Medical laboratory technicians need to be registered with the Medical Sciences Council of New Zealand.
- Medical Sciences Council of New Zealand website - information on registration as a medical laboratory tehnician
Find out more about training
- Medical Sciences Council of New Zealand
- (04) 801 6250 - firstname.lastname@example.org - www.mscouncil.org.nz
- New Zealand Institute of Medical Laboratory Science (NZIMLS)
- (03) 313 4761 - email@example.com - www.nzimls.org.nz
What are the chances of getting a job?
Chances of getting a job as a medical laboratory technician are good due to:
- an ageing population with more health problems that require tests
- an ageing health workforce means many technicians may retire soon
- not enough trainees to replace staff who leave.
According to the Census, 1,491 medical laboratory technicians worked in New Zealand in 2018.
Most medical laboratory technicians work in private laboratories
About two-thirds of medical laboratory technicians work in large private laboratories. The remainder mostly work in hospitals for district health boards or for the New Zealand Blood Service.
- APEX and Northland Pathology, ‘Collective Employment Agreement’, August 2021, (www.apex.org.nz).
- Broadbent, J, CPD and membership coordinator, New Zealand Institute of Medical Laboratory Science, careers.govt.nz interview, February 2021.
- Medical Sciences Council of New Zealand, 'Medical Laboratory Technician', accessed January 2021, (www.mscouncil.org.nz).
- New Zealand Blood Service website, accessed January 2021, (www.nzblood.co.nz).
- Stats NZ, '2018 Census Data', 2019.
(This information is a guide only.

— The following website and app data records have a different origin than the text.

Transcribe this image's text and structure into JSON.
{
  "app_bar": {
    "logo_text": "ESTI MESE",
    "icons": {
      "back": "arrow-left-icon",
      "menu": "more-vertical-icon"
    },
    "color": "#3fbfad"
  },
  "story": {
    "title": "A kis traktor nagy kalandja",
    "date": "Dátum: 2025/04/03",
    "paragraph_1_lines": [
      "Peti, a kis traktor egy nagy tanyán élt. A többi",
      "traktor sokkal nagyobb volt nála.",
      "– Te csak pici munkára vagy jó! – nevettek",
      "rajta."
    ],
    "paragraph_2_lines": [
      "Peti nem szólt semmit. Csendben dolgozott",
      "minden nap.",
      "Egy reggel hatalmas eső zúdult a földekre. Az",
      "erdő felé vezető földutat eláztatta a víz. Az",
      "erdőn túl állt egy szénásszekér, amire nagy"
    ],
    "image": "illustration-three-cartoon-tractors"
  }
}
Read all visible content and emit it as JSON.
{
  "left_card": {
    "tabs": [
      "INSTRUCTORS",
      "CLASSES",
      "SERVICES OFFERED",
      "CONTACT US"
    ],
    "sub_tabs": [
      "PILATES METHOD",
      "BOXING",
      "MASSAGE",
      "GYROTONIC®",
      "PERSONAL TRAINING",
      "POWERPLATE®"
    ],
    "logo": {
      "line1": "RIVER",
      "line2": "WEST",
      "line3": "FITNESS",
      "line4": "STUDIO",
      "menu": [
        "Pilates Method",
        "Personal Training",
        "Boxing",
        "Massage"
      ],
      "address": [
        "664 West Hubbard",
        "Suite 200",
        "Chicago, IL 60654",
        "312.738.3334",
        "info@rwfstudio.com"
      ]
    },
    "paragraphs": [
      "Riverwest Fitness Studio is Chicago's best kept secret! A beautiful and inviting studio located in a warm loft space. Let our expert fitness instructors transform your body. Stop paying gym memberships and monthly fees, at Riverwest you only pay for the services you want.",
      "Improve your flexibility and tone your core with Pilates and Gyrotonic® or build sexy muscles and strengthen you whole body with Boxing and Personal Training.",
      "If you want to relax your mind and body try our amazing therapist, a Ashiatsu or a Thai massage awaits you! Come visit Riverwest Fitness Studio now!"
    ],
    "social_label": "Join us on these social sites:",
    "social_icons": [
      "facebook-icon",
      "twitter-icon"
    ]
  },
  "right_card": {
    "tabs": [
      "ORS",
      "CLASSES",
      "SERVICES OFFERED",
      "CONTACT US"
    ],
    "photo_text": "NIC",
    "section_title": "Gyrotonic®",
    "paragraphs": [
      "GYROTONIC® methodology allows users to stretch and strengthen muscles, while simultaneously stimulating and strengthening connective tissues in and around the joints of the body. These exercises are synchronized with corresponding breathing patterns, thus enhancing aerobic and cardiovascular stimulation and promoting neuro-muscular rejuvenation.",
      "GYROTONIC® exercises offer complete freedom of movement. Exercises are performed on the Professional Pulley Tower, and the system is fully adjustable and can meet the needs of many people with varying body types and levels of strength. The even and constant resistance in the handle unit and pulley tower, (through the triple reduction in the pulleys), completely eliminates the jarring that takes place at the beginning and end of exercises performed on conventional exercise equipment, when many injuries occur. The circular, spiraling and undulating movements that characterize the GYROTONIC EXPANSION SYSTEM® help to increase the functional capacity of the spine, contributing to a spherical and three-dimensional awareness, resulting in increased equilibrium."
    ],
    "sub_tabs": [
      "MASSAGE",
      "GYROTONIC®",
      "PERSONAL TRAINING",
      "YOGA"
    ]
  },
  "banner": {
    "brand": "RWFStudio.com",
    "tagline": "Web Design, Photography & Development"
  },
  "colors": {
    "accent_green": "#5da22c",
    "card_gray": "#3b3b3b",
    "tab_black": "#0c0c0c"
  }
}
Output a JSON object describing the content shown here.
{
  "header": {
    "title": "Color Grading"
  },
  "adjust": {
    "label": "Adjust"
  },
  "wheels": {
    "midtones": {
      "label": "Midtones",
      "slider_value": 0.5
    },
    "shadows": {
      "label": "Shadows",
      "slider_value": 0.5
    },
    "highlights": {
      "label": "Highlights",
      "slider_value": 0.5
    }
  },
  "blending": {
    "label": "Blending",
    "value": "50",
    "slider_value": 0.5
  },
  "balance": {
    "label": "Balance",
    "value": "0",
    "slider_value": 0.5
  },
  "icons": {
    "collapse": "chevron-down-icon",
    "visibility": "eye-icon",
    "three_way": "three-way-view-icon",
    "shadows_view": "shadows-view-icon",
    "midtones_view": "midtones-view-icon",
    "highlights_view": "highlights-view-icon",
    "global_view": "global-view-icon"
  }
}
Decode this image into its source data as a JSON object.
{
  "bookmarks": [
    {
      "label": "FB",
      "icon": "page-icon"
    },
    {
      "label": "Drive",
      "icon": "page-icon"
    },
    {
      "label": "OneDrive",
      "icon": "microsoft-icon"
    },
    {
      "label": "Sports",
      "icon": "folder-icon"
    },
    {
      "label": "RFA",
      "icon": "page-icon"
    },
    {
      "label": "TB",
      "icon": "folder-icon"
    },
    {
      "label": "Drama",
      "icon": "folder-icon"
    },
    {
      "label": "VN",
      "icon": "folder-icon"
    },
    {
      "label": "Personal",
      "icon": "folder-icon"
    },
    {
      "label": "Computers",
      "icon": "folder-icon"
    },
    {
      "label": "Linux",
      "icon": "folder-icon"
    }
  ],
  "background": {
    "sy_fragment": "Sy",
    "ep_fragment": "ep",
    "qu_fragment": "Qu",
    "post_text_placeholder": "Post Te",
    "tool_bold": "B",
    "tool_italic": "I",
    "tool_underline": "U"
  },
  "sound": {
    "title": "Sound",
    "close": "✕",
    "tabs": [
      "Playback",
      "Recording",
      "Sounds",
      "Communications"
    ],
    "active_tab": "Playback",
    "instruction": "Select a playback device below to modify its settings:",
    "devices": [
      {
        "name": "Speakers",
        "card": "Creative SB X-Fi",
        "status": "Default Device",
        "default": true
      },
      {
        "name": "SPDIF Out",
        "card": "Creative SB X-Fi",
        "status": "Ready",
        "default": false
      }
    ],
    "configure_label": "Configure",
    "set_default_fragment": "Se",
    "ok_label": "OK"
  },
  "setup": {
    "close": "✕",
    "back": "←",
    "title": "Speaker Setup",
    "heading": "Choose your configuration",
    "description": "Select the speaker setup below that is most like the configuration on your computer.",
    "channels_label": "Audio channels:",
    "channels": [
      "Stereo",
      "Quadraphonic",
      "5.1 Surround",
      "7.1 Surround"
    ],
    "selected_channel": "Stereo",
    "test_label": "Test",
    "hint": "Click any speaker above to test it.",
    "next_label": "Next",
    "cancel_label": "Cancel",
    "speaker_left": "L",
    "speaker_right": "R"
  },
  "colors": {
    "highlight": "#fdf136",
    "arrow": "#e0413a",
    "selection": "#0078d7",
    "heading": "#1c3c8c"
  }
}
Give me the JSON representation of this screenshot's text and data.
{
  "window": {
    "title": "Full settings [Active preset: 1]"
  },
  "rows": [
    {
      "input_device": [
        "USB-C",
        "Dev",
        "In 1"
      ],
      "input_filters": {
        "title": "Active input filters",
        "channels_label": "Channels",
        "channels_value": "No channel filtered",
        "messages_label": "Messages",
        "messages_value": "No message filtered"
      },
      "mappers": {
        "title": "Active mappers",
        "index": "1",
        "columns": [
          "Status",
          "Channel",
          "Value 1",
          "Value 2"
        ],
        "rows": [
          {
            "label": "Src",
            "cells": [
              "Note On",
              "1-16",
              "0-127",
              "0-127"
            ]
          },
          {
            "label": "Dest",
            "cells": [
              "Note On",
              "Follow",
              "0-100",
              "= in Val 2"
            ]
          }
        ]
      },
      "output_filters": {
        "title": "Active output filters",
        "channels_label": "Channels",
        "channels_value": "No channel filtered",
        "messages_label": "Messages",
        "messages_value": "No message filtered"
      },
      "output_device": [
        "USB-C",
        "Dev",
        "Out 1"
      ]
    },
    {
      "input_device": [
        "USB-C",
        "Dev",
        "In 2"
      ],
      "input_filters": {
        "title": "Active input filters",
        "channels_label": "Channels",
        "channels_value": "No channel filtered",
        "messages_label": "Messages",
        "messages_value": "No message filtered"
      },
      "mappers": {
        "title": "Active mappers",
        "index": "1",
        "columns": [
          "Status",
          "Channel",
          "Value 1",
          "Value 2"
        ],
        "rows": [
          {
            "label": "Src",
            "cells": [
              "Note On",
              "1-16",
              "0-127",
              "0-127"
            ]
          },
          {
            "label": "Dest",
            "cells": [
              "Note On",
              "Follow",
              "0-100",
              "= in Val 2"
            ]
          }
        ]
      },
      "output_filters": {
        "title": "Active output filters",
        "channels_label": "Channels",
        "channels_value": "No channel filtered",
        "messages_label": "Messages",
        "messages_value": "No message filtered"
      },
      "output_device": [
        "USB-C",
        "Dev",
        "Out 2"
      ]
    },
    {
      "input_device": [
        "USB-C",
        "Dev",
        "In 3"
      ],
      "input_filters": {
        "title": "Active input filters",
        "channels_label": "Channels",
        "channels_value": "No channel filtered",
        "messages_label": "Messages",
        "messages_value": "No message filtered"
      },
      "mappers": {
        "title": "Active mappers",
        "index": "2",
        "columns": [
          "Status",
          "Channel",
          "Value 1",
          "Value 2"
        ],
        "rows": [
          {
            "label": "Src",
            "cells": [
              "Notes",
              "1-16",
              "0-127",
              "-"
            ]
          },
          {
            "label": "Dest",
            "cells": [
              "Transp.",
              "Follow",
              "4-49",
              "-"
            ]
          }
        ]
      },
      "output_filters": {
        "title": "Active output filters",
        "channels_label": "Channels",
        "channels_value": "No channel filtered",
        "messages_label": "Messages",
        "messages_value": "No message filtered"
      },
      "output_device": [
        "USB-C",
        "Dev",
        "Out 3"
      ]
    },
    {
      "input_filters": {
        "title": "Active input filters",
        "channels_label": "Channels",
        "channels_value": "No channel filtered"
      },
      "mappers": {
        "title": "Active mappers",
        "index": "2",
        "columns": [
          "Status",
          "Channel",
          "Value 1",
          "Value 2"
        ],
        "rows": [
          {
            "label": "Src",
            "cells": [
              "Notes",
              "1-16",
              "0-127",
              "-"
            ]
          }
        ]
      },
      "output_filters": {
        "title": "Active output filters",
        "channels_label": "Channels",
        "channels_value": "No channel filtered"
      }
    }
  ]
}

Find out more about the sources of our job opportunities information)
Progression and specialisations
Experienced medical laboratory technicians may move into managerial positions.
With further training they may progress to become medical laboratory scientists.
Last updated 24 February 2021